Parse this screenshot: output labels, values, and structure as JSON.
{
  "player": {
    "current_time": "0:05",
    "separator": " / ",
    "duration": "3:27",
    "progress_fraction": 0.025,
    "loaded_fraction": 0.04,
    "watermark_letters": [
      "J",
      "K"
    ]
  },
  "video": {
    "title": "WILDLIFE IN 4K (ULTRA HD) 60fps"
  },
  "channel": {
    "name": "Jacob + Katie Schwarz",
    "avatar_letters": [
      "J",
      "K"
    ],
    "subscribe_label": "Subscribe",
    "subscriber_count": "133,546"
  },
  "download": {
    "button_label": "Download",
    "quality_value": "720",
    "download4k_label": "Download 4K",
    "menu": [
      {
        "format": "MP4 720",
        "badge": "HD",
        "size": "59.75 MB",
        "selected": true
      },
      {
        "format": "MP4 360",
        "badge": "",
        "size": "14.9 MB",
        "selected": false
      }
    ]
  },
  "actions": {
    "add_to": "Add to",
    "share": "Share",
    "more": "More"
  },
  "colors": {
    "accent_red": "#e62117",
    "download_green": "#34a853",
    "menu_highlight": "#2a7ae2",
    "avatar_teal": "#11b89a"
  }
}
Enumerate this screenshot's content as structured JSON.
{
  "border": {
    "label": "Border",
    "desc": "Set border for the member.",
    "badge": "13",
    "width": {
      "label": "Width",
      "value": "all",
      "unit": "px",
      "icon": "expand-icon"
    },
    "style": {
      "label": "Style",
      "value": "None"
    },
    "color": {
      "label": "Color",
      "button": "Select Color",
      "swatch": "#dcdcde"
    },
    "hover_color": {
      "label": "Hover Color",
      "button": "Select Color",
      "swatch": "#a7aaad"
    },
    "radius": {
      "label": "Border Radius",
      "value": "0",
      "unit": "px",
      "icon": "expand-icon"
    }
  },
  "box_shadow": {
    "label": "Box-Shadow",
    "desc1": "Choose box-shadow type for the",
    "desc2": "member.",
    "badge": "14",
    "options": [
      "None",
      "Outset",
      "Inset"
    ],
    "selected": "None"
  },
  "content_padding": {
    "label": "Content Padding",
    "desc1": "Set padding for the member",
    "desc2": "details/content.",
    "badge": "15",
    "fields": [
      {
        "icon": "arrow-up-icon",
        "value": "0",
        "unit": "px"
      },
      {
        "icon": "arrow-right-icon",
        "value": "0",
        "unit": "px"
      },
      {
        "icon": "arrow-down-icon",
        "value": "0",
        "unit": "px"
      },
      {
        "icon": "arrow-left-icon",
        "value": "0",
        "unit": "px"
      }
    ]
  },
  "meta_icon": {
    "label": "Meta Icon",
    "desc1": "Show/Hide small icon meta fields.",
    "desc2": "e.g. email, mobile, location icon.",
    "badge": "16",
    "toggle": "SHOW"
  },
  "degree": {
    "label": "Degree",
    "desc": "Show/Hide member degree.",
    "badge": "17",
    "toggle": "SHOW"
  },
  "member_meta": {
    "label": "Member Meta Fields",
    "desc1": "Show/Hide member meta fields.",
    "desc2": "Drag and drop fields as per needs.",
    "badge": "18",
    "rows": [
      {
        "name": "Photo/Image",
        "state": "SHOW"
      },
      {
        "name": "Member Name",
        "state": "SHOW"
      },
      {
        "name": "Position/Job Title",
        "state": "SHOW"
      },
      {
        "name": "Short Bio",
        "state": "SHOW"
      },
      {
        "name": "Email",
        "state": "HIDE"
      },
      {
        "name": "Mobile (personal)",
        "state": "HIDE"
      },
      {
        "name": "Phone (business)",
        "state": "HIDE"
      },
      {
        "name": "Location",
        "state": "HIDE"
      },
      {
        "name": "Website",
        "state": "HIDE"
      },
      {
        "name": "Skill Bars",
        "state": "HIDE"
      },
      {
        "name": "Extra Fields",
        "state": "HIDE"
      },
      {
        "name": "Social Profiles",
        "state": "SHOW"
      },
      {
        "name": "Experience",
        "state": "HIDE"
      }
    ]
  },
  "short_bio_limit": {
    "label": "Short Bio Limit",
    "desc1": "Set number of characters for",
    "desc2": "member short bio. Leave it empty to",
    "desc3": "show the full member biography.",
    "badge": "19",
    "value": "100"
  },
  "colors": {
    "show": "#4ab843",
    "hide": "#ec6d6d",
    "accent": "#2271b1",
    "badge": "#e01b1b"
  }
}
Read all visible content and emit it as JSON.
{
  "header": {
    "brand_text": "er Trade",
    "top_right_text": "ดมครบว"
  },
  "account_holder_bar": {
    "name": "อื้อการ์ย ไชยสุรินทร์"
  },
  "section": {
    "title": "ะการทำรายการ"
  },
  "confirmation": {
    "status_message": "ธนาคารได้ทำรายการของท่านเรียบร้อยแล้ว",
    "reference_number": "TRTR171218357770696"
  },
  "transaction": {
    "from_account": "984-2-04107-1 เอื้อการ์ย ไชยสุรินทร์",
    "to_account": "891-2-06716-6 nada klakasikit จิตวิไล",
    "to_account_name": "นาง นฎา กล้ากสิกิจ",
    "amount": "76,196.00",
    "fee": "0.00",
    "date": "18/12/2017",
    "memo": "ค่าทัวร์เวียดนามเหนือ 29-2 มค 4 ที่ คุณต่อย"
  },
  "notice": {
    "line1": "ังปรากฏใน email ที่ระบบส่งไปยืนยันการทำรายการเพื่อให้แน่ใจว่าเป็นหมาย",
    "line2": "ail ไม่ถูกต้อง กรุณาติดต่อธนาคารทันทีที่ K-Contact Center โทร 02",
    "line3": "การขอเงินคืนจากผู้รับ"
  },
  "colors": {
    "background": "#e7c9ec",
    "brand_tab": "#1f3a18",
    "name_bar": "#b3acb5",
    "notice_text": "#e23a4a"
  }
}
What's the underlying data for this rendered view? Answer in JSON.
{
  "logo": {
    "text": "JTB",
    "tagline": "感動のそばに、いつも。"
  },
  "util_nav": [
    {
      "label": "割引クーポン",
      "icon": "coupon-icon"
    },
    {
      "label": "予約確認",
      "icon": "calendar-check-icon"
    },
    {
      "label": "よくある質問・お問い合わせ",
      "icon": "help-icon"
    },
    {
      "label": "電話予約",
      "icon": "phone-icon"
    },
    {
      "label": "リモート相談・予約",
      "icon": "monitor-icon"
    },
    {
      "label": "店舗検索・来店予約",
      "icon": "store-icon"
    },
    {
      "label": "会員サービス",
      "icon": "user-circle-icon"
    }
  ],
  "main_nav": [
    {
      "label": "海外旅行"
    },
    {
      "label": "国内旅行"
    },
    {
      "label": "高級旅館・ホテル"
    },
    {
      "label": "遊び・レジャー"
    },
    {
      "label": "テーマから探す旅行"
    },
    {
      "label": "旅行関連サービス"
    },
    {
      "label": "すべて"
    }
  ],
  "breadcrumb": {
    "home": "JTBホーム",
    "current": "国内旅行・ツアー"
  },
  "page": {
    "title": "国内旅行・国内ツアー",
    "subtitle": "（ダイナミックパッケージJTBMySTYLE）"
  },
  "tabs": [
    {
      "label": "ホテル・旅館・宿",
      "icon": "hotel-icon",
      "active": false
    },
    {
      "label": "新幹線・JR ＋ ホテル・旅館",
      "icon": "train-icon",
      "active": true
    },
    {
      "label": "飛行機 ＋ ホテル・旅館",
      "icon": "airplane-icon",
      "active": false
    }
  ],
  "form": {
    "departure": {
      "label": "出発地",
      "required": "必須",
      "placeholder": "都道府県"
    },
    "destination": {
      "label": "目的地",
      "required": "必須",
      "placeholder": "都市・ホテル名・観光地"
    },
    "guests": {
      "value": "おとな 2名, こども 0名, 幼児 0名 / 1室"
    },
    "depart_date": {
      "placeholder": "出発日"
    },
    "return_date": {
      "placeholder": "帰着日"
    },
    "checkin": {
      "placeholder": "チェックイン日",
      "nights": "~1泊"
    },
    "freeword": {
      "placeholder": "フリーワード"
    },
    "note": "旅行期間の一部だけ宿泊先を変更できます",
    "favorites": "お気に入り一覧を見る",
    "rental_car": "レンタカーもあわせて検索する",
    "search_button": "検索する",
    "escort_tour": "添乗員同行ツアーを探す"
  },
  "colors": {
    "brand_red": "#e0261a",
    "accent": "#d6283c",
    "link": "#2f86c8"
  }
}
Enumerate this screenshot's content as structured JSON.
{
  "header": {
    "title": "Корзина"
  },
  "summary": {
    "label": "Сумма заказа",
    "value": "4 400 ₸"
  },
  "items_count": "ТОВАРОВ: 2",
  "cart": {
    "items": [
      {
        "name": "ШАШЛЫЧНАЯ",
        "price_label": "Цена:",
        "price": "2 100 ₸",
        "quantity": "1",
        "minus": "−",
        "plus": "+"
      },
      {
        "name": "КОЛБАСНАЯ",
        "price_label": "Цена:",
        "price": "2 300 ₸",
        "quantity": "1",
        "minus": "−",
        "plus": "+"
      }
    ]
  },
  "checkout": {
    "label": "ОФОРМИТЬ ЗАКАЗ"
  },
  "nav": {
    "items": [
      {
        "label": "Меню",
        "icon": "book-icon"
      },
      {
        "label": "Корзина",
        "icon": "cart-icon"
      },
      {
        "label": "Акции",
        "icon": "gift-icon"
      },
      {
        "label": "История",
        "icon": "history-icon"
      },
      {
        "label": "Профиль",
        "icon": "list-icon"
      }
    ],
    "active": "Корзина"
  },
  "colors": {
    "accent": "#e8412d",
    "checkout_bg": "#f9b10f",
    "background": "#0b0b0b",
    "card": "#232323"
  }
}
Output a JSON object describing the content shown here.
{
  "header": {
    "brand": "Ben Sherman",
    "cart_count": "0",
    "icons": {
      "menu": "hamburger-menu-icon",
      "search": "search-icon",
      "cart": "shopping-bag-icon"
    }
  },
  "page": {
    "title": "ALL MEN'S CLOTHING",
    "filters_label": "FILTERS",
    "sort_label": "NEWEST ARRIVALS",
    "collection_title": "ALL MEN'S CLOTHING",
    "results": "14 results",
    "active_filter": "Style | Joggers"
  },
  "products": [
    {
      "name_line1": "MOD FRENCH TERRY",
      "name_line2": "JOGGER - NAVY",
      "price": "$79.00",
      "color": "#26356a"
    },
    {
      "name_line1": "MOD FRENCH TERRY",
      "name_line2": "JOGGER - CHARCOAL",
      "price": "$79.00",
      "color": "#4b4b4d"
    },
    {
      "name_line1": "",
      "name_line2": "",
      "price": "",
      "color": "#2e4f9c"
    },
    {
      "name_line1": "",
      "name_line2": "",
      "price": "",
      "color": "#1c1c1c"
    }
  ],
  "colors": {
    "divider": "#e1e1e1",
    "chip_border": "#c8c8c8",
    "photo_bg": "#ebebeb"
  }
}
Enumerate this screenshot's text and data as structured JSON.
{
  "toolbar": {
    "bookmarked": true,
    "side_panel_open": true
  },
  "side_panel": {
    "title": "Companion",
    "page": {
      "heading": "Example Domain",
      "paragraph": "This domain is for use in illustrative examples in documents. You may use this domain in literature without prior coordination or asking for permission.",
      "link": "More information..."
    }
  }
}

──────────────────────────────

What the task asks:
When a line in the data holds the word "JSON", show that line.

Exercise response:
Parse this screenshot: output labels, values, and structure as JSON.
Enumerate this screenshot's content as structured JSON.
Read all visible content and emit it as JSON.
What's the underlying data for this rendered view? Answer in JSON.
Enumerate this screenshot's content as structured JSON.
Output a JSON object describing the content shown here.
Enumerate this screenshot's text and data as structured JSON.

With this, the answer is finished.